LS17 Other staff accepted that there may be situations in which patients sign consent forms without fully understanding the risks involved but felt it important that attempts are made to explain risk as fully as possible: Public solicitation of organ donors.
The donor may be a secondary beneficiary, perhaps gaining the psychosocial benefits that result from donating an organ to someone in need. Ethical incentives—not payment—for organ donation. Is it possible to prevent coercion of donors. American Journal of Transplantation 4 2: Should a person in whom a transplant has failed be given a second organ, or should a different person have a first chance.

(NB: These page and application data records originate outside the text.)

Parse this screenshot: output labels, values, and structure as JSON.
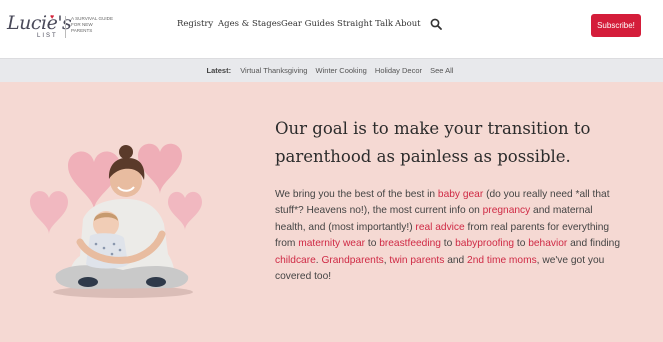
{
  "header": {
    "logo_script": "Lucie's",
    "logo_list": "LIST",
    "logo_tagline": "A survival guide for new parents",
    "nav": [
      "Registry",
      "Ages & Stages",
      "Gear Guides",
      "Straight Talk",
      "About"
    ],
    "subscribe_label": "Subscribe!"
  },
  "latest": {
    "label": "Latest:",
    "links": [
      "Virtual Thanksgiving",
      "Winter Cooking",
      "Holiday Decor",
      "See All"
    ]
  },
  "hero": {
    "headline": "Our goal is to make your transition to parenthood as painless as possible.",
    "body": {
      "t1": "We bring you the best of the best in ",
      "l1": "baby gear",
      "t2": " (do you really need *all that stuff*? Heavens no!), the most current info on ",
      "l2": "pregnancy",
      "t3": " and maternal health, and (most importantly!) ",
      "l3": "real advice",
      "t4": " from real parents for everything from ",
      "l4": "maternity wear",
      "t5": " to ",
      "l5": "breastfeeding",
      "t6": " to ",
      "l6": "babyproofing",
      "t7": " to ",
      "l7": "behavior",
      "t8": " and finding ",
      "l8": "childcare",
      "t9": ". ",
      "l9": "Grandparents",
      "t10": ", ",
      "l10": "twin parents",
      "t11": " and ",
      "l11": "2nd time moms",
      "t12": ", we've got you covered too!"
    }
  },
  "colors": {
    "accent": "#d41d3a",
    "link": "#cf2a45",
    "hero_bg": "#f5d9d3",
    "heart": "#eea8b4"
  }
}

American Journal of Transplantation 4 7: Whether these healthcare professionals or another group of healthcare professionals are involved, the goal is to provide the expertise and skills necessary to ensure 1 that the potential donor adequately understands the risks that surround his or her donation and recognizes the uncertainties involved, especially in the absence of comprehensive data about outcomes, and 2 that the potential donor is making a voluntary decision regarding donation without undue pressure or coercion by family members or by anyone else.
Ongoing efforts are made to ensure impartiality in the allocation process. The Eurotransplant Donor Risk Index in liver transplantation: In such cases, as well as in some other types of donation by living unrelated donors, the ethical concerns focus on the possibility of the buying and selling of organs as well as on the impact on the equitable allocation of organs Steinbrook, Respiratory Care Clinics of North America 10 4: Twenty-two nondirected kidney donors: A view shared by several participants, which again points toward a fair innings—style argument, was that younger people, and not specifically children, should be prioritized over older people for instance, a year-old should be prioritized over a year-old.
Liver transplantation in the UK faces a familiar problem: The next breakthrough in transplantation came with the advent of reliable and effective immunosuppressive medications to improve graft functioning and survival for patients posttransplantation.
States play an important role in promoting organ donation through legislative action (e.g., anatomical gift acts and the criteria used for the determination of death), the funding and implementation of organ donor registries, drivers’ license registration options for organ donation, and other programs (Gilmore et al., ).
Some states have mandated that. Recent advances in the fields of organ donation and organ transplant have introduced this article is to briefly explore the ethical issues involved in organ transplant and the are marked variations in socio-economic status in member states and this is also reflected.
Ethics Analysis Paper Ethical Issues Related to Organ Donations In Dr H Barry Jacobs, a physician from Virginia, whose medical license had been revoked after a conviction for Medicare mail-fraud, founded International Kidney Exchange, Ltd.
Because the committee’s mandate calls for primary attention to ways to increase the rates of organ donation from deceased donors, this report will not provide a detailed discussion of the scientific, clinical, and ethical issues involved in organ donation by living donors.
Timeline of historical events and significant milestones in organ donation and transplantation, starting from with the first skin transplant. the ethical and societal implications of numerous strategies to increase deceased donation and considered several ethical issues regarding living donation, resulting in the presentation of.
From the legal perspective, a comparative examination of laws in the United States and Japan affirms no illegality, but legal scholars disagree on the appropriate analysis of the issues, including whether or not property rights apply to transplanted organs.An analysis of the ethical issues of organ donation in the united states